→ TASK PROMPT
Return all the data, word for word.

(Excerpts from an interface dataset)

_ _ _

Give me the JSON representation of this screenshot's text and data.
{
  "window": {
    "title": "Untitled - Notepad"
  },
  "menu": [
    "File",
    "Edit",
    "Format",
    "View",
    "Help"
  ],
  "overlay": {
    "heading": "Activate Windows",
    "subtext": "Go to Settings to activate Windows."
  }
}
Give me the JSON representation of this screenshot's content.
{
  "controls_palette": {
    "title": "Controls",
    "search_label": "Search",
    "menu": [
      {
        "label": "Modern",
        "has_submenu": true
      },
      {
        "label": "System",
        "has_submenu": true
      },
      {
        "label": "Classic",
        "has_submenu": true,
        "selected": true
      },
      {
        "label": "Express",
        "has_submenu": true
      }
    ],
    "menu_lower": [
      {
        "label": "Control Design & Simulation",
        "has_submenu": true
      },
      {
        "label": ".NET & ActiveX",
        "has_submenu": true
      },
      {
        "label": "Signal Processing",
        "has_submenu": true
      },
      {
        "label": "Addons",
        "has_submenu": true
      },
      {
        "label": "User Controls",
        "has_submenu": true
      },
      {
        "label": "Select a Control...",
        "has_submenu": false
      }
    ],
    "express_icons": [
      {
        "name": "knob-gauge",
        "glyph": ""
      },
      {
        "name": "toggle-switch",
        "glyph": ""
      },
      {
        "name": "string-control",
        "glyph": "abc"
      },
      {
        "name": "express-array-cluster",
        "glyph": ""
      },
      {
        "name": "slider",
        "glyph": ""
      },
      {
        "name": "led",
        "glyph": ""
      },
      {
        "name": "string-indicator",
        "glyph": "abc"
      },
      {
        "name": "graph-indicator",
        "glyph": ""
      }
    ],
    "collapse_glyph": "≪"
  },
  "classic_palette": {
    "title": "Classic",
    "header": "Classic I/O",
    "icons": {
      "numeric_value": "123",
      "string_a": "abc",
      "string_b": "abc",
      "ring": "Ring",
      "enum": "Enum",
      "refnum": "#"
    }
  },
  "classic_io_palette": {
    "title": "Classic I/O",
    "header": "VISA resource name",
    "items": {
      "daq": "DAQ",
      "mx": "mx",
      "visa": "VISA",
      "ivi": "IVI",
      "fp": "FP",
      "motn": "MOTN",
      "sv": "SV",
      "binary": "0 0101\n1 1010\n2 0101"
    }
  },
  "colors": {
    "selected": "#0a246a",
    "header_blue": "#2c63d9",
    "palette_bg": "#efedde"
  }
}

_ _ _

→ ANSWER AREA
Give me the JSON representation of this screenshot's text and data.
{
  "window": {
    "title": "Untitled - Notepad"
  },
  "menu": [
    "File",
    "Edit",
    "Format",
    "View",
    "Help"
  ],
  "overlay": {
    "heading": "Activate Windows",
    "subtext": "Go to Settings to activate Windows."
  }
}
Give me the JSON representation of this screenshot's content.
{
  "controls_palette": {
    "title": "Controls",
    "search_label": "Search",
    "menu": [
      {
        "label": "Modern",
        "has_submenu": true
      },
      {
        "label": "System",
        "has_submenu": true
      },
      {
        "label": "Classic",
        "has_submenu": true,
        "selected": true
      },
      {
        "label": "Express",
        "has_submenu": true
      }
    ],
    "menu_lower": [
      {
        "label": "Control Design & Simulation",
        "has_submenu": true
      },
      {
        "label": ".NET & ActiveX",
        "has_submenu": true
      },
      {
        "label": "Signal Processing",
        "has_submenu": true
      },
      {
        "label": "Addons",
        "has_submenu": true
      },
      {
        "label": "User Controls",
        "has_submenu": true
      },
      {
        "label": "Select a Control...",
        "has_submenu": false
      }
    ],
    "express_icons": [
      {
        "name": "knob-gauge",
        "glyph": ""
      },
      {
        "name": "toggle-switch",
        "glyph": ""
      },
      {
        "name": "string-control",
        "glyph": "abc"
      },
      {
        "name": "express-array-cluster",
        "glyph": ""
      },
      {
        "name": "slider",
        "glyph": ""
      },
      {
        "name": "led",
        "glyph": ""
      },
      {
        "name": "string-indicator",
        "glyph": "abc"
      },
      {
        "name": "graph-indicator",
        "glyph": ""
      }
    ],
    "collapse_glyph": "≪"
  },
  "classic_palette": {
    "title": "Classic",
    "header": "Classic I/O",
    "icons": {
      "numeric_value": "123",
      "string_a": "abc",
      "string_b": "abc",
      "ring": "Ring",
      "enum": "Enum",
      "refnum": "#"
    }
  },
  "classic_io_palette": {
    "title": "Classic I/O",
    "header": "VISA resource name",
    "items": {
      "daq": "DAQ",
      "mx": "mx",
      "visa": "VISA",
      "ivi": "IVI",
      "fp": "FP",
      "motn": "MOTN",
      "sv": "SV",
      "binary": "0 0101\n1 1010\n2 0101"
    }
  },
  "colors": {
    "selected": "#0a246a",
    "header_blue": "#2c63d9",
    "palette_bg": "#efedde"
  }
}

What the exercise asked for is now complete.